HOW TO COMPLETE THIS TASK:
Restate each entry exactly, without pictures.

Start of Block

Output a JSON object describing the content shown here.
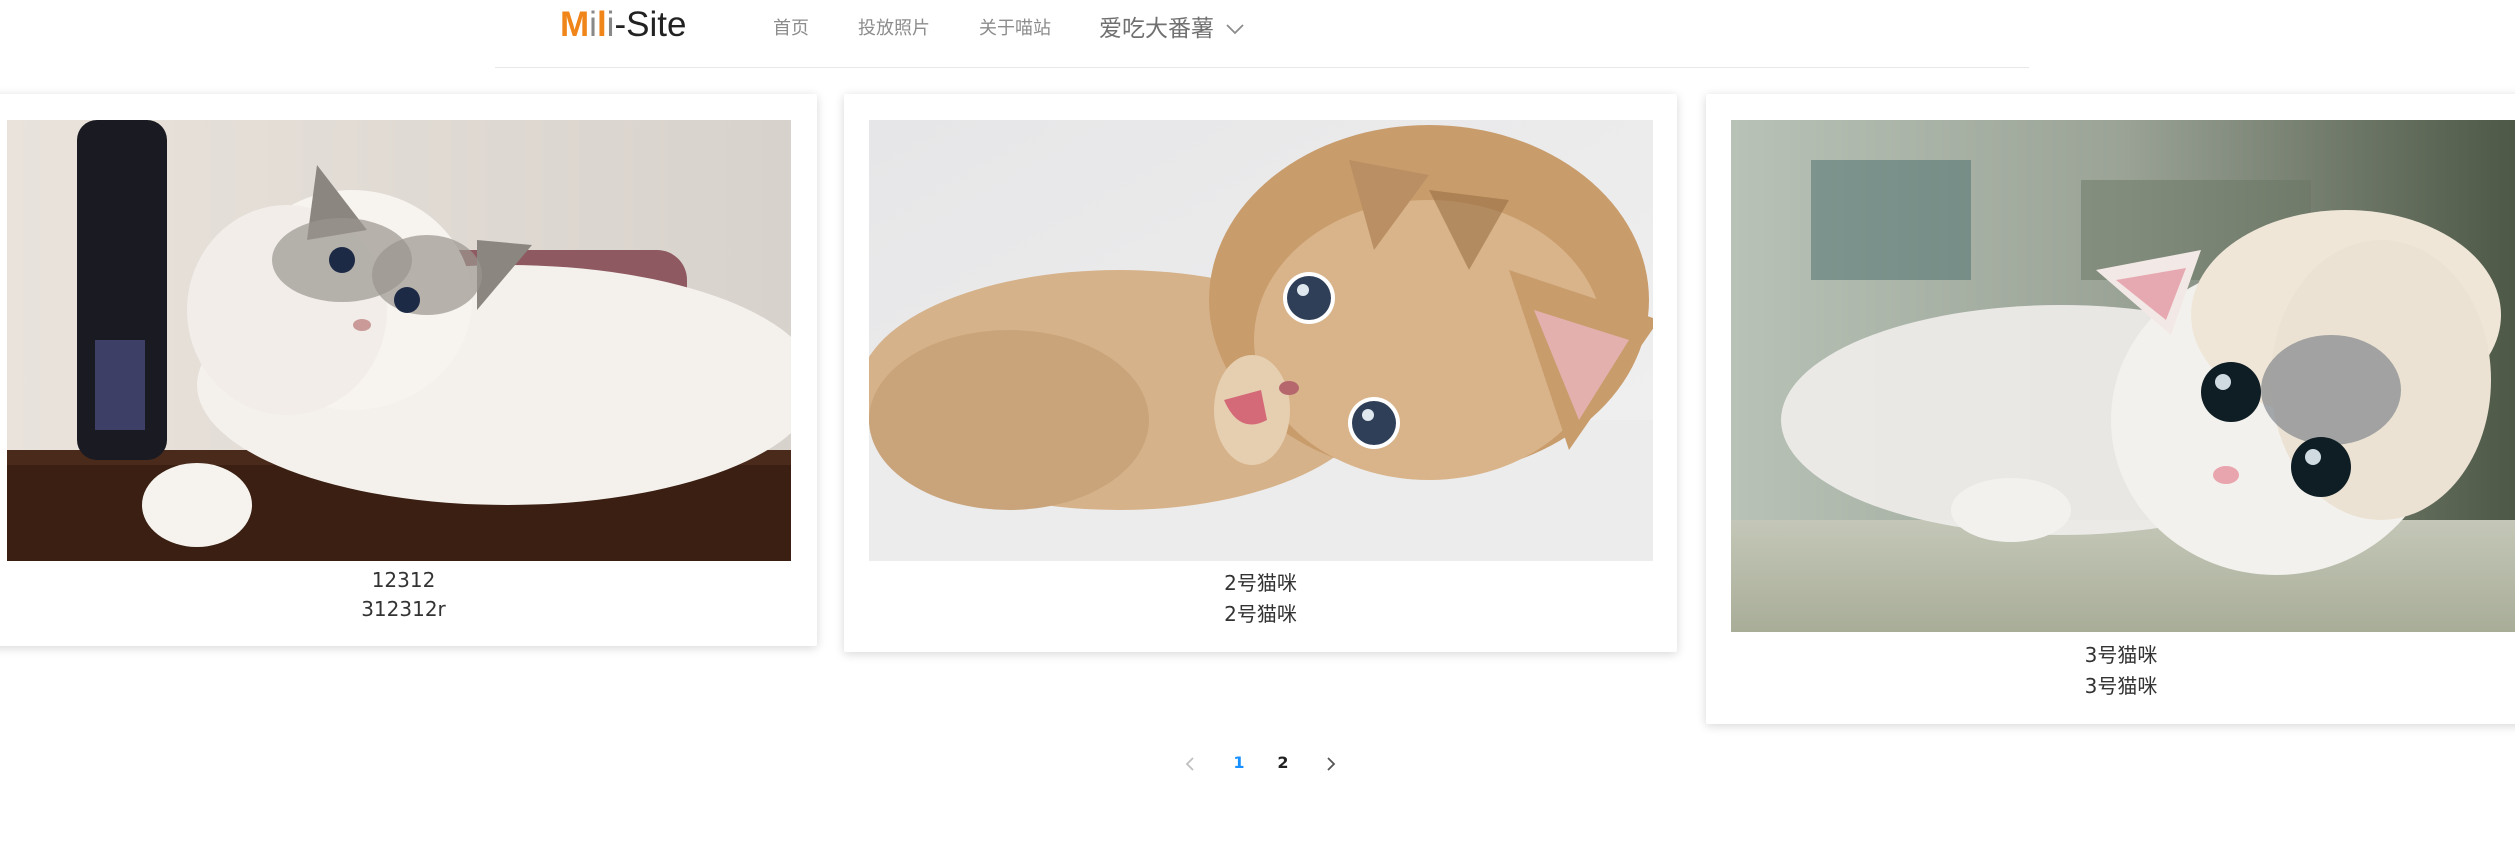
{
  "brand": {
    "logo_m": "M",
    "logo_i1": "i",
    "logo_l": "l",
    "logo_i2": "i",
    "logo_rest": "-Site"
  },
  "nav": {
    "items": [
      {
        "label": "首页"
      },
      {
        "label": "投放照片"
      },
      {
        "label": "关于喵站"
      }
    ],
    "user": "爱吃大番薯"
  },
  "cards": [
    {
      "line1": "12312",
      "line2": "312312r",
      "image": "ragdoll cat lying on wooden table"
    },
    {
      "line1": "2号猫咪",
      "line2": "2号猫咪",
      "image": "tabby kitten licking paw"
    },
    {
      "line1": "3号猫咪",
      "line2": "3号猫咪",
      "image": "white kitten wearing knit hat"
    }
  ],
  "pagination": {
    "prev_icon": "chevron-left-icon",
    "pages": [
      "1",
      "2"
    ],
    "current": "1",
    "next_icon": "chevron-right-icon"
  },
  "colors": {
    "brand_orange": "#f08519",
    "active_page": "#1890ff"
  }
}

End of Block

THE ANSWER:
Output a JSON object describing the content shown here.
{
  "brand": {
    "logo_m": "M",
    "logo_i1": "i",
    "logo_l": "l",
    "logo_i2": "i",
    "logo_rest": "-Site"
  },
  "nav": {
    "items": [
      {
        "label": "首页"
      },
      {
        "label": "投放照片"
      },
      {
        "label": "关于喵站"
      }
    ],
    "user": "爱吃大番薯"
  },
  "cards": [
    {
      "line1": "12312",
      "line2": "312312r",
      "image": "ragdoll cat lying on wooden table"
    },
    {
      "line1": "2号猫咪",
      "line2": "2号猫咪",
      "image": "tabby kitten licking paw"
    },
    {
      "line1": "3号猫咪",
      "line2": "3号猫咪",
      "image": "white kitten wearing knit hat"
    }
  ],
  "pagination": {
    "prev_icon": "chevron-left-icon",
    "pages": [
      "1",
      "2"
    ],
    "current": "1",
    "next_icon": "chevron-right-icon"
  },
  "colors": {
    "brand_orange": "#f08519",
    "active_page": "#1890ff"
  }
}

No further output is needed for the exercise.